Status: Vol. III, Episode 5 (58:00 min); original release 2010
“Historic Archaeology: Beneath Kentucky’s Fields and Streets” examines what archaeologists are learning about the lives of settlers, slaves, laborers and immigrants during the 1800s. This one-hour documentary travels to historic sites across the Commonwealth, blending interviews with video, artifacts, archival photographs and original animation. The documentary is presented in four segments based on archaeological periods: Frontier, Antebellum, Civil War and Industrialization. Each segment features key scientific discoveries made by some of the state’s top archaeologists over the past decade. This program is the fifth episode in The Kentucky Archaeology & Heritage Series, which is produced by Voyageur for the Kentucky Archaeological Survey, a program within the Folk Studies & Anthropology department of Western Kentucky University.
“Historic Archaeology: Beneath Kentucky’s Fields and Streets” was originally broadcast by Kentucky Educational Television in 2010, and continues to be part of KET’s schedule.
Streaming: The documentary is also available on KET’s streaming video service. Click KET – Historic Archaeology: Beneath Kentucky’s Fields and Streets
DVDs: The Kentucky Archaeological Survey sells DVDs of this program at cost. Contact David Pollack (270) 745-2217, firstname.lastname@example.org

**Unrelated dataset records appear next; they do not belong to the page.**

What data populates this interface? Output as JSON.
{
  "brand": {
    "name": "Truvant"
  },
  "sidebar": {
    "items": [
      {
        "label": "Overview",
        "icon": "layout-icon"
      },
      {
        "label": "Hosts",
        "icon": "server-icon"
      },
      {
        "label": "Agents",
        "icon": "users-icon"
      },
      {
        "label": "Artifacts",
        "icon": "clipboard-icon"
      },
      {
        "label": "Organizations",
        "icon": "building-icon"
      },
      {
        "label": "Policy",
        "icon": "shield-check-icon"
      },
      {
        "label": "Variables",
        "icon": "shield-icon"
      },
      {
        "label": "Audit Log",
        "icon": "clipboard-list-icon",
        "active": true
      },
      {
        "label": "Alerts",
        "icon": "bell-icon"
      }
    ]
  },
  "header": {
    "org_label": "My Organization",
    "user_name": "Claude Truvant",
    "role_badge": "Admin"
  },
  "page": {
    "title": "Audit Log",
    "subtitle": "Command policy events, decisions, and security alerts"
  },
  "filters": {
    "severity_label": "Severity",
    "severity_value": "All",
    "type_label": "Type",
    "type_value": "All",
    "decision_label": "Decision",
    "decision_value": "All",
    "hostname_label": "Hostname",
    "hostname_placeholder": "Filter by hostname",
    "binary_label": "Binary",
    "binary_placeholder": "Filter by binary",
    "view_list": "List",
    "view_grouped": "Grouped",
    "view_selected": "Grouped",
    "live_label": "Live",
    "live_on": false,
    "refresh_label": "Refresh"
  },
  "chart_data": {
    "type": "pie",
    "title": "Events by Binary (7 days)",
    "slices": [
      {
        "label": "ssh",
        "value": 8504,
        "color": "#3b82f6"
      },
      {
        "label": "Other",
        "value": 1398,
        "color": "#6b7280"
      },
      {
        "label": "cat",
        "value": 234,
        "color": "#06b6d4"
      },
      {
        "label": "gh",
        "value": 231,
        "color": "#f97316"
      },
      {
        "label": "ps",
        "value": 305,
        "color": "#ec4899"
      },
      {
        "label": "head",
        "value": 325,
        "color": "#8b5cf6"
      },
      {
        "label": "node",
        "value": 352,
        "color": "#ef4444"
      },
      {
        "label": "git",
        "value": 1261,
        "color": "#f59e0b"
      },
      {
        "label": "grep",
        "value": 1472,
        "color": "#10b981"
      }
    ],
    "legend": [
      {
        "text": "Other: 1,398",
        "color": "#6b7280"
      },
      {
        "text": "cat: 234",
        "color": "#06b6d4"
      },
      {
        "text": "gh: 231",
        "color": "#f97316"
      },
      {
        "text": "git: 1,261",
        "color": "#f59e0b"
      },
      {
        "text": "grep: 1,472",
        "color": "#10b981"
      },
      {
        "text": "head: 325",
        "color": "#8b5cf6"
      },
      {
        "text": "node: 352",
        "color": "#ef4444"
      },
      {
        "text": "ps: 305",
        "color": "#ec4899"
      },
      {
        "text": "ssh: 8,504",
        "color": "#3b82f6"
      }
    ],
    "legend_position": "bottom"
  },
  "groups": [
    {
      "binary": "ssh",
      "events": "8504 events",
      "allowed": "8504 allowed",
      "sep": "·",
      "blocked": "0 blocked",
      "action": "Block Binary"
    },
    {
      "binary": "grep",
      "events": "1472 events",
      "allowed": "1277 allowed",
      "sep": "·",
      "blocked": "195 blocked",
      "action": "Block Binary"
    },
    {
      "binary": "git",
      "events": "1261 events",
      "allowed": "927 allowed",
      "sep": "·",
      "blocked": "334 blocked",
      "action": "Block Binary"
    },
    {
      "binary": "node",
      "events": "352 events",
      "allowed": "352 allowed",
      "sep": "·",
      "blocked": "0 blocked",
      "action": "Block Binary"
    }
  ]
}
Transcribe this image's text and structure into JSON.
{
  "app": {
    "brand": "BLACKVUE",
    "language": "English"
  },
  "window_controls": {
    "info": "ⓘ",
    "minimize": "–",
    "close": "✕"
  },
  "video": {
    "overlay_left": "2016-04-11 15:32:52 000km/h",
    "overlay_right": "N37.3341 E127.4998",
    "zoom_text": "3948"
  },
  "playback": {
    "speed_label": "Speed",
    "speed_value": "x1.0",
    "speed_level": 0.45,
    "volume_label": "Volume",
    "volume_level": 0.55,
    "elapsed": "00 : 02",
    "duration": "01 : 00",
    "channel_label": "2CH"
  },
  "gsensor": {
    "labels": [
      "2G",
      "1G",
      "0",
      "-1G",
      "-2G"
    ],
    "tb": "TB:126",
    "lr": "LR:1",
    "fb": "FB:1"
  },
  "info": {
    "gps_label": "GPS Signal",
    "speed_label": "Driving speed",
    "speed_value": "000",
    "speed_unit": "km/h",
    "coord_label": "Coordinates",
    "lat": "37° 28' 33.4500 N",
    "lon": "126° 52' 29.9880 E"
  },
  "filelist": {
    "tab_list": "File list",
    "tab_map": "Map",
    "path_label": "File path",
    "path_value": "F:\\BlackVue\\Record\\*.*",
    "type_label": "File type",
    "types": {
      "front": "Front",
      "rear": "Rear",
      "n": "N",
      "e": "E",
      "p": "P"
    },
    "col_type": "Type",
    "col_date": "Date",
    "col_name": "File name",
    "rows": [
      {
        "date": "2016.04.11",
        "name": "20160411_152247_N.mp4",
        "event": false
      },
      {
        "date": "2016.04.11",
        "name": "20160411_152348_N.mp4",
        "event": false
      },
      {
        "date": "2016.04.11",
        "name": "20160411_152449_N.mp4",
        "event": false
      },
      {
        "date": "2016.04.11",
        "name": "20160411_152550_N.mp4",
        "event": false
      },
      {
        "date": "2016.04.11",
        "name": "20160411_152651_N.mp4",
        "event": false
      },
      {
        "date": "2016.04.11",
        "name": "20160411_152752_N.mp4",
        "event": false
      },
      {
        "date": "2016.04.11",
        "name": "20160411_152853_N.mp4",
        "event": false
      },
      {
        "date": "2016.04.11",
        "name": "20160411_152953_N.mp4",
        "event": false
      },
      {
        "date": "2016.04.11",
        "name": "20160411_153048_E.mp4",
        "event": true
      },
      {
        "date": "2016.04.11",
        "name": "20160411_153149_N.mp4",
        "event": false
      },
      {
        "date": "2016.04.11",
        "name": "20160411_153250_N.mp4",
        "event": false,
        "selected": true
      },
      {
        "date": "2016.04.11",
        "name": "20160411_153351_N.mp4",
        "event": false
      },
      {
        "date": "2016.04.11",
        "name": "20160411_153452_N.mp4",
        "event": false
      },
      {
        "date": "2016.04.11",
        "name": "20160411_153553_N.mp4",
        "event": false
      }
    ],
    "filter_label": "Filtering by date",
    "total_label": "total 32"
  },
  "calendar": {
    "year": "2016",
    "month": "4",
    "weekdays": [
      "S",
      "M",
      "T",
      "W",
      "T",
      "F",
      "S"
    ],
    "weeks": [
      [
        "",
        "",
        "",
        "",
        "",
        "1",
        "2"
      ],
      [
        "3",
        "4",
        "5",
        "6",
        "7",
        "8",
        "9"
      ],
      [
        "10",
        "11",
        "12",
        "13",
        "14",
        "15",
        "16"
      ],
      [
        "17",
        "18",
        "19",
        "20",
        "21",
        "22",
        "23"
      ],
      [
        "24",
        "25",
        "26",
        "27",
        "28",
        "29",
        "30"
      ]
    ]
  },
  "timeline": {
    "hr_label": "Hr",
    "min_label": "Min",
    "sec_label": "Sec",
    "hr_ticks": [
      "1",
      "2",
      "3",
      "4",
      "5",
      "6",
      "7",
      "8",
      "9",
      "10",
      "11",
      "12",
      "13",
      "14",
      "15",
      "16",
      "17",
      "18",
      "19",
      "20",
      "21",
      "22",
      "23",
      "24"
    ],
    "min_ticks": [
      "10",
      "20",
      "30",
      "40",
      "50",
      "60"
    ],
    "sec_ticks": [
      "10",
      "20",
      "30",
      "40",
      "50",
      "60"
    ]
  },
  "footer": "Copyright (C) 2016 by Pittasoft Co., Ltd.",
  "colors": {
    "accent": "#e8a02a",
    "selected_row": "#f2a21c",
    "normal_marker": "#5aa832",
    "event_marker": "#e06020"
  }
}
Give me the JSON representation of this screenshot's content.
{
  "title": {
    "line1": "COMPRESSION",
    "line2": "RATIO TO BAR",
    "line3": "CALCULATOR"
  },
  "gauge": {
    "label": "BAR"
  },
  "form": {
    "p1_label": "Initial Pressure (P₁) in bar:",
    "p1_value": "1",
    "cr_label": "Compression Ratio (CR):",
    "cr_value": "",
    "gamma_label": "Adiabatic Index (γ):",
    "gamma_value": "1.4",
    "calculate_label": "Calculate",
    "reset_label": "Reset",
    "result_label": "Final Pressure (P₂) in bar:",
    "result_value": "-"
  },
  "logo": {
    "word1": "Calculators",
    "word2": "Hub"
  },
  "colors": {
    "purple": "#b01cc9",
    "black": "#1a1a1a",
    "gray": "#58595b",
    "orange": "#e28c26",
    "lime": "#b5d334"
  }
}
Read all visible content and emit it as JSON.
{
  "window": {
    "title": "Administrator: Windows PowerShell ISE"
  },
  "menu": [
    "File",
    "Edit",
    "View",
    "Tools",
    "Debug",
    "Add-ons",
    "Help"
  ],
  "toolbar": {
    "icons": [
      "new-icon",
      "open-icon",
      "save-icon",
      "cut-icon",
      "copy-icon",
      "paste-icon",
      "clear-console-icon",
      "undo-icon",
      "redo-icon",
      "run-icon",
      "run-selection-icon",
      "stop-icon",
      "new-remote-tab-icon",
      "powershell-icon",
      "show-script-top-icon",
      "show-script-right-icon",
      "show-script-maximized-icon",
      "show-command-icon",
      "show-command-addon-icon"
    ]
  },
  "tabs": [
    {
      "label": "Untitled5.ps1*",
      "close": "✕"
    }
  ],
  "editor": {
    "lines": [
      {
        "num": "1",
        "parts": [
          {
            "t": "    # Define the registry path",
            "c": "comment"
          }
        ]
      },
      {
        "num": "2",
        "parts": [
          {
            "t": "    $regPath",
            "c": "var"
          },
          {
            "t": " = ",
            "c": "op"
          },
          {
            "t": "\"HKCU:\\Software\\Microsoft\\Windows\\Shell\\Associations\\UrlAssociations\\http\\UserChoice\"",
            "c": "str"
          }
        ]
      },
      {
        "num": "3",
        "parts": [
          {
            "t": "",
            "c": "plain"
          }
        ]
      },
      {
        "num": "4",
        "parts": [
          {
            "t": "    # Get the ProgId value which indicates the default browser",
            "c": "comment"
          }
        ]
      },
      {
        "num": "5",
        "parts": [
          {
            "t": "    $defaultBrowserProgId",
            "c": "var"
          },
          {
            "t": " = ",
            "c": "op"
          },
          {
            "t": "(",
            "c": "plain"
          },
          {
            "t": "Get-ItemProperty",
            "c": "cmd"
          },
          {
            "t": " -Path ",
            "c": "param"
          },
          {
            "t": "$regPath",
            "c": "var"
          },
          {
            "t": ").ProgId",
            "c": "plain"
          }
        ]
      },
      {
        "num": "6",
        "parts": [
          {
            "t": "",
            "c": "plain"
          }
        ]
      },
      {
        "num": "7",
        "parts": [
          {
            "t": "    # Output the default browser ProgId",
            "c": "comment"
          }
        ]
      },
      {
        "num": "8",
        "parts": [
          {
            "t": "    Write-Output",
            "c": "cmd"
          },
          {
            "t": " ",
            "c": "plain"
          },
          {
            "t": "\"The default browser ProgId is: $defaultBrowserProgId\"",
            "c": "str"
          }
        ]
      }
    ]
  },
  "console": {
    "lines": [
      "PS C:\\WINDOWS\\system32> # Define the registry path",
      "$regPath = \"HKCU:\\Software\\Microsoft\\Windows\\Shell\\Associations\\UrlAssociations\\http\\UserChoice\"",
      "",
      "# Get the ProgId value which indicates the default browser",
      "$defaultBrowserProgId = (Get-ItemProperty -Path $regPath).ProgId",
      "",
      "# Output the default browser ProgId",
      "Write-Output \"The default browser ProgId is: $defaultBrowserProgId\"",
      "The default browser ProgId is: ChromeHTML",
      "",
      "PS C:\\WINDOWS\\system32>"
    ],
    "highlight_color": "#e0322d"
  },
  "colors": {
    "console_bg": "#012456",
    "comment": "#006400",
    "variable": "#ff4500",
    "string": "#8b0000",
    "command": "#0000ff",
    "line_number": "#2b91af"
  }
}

“Historic Archaeology: Beneath Kentucky’s Fields and Streets” was made possible with support from the Kentucky Archaeological Survey, Kentucky Heritage Council, Federal Highway Administration, Kentucky Transportation Cabinet and Voyageur Media Group, Inc.
Frontier (1770s to 1820s)
Archaeologist Nancy O’Malley describes the role of archival research in efforts to locate hundreds of frontier forts in the Inner Bluegrass region of Kentucky. O’Malley also explains how faunal remains from a hearth at Fort Boonesborough provide a better understanding of the pioneer diet. Additional Sites/Investigations: Mammoth Cave, Edmonson County, and John Arnold Farmstead, Logan County.
Viewers learn about the discovery of a privy at Ashland filled with over 900 ceramic vessels; the reconstruction of Farmington’s slave cabin, how x-marked objects provide insights into slave culture; and surprising conclusions about the people buried in Old Frankfort Cemetery. Additional Sites/Investigations: Ashland Privy; Farmington Slave Cabin, Archaeology and Slave Culture; Old Frankfort Cemetery, Shaker Village at Pleasant Hill; Higbee Tavern.
Civil War (1861-1865)
Archaeologists compare architectural plans of fortifications to actual features in the ground, the life of common soldiers and evidence surrounding a tragedy at the refugee encampment site in Camp Nelson. Additional Sites/Investigations: Battery Hooper, types of Civil War sites.
Industrialization (1860s -1910s)
Archaeologists focus on the lives of immigrant families at Portland Wharf Park. Once a major steamboat port, Portland Wharf vanished due to floods, the expansion of the Louisville-Portland canal and the construction of a floodwall. Today, archaeology is being used to preserve the park and reconnect the community with its past. Additional Sites/Investigations: Old Capitol Square privy, Franklin County; U.S. Marine Hospital, Jefferson County; Covington Riverfront Project, Kenton County.
The Kentucky Archaeological Survey has created several lesson plans to enhance classroom use of this documentary for Kentucky Educational Television (KET) and its service to PBS Learning Media. KET/PBS Learning Media:
Social Studies Arts Toolkit: Produced by the Kentucky Heritage Council and the Kentucky Archaeological Survey, the Historic Archaeology resource explores new scientific discoveries being made at dozens of historic sites across Kentucky. Interviews with archaeologists are combined with archival images, artifacts, and 3-D animation for a look into the lives of farmers, slaves, soldiers, immigrants, and laborers during the 1800s. Click on the titles below for lesson plans (video clips, learning objects and support materials) now available on the KET/PBS Learning Media website.
Dr. Kim McBride discusses the discovery and analysis of the artifacts archaeologists found in a privy during an archaeological survey at Ashland, the estate of politician, farmer, and horse breeder Henry Clay in Lexington, Kentucky. Filled with thousands of artifacts, the privy excavation was remarkable for the number and variety of ceramic vessels it produced: more than 900 in all.
Dr. Stephen McBride discusses how the analysis of food remains and personal items provide insight into the lives of the soldiers and the families of the black enlistees who trained during the Civil War at Camp Nelson in Jessamine County, Kentucky. The site was an important Union supply depot, training center for U.S. Colored Troops, and refugee camp for families of African-American enlistees. Today the site is a Civil War Heritage Park. Archaeological research has uncovered artifacts left by the soldiers and their families. Sensitive: This resource contains material that may be sensitive for some students. Teachers should exercise discretion in evaluating whether this resource is suitable for their class.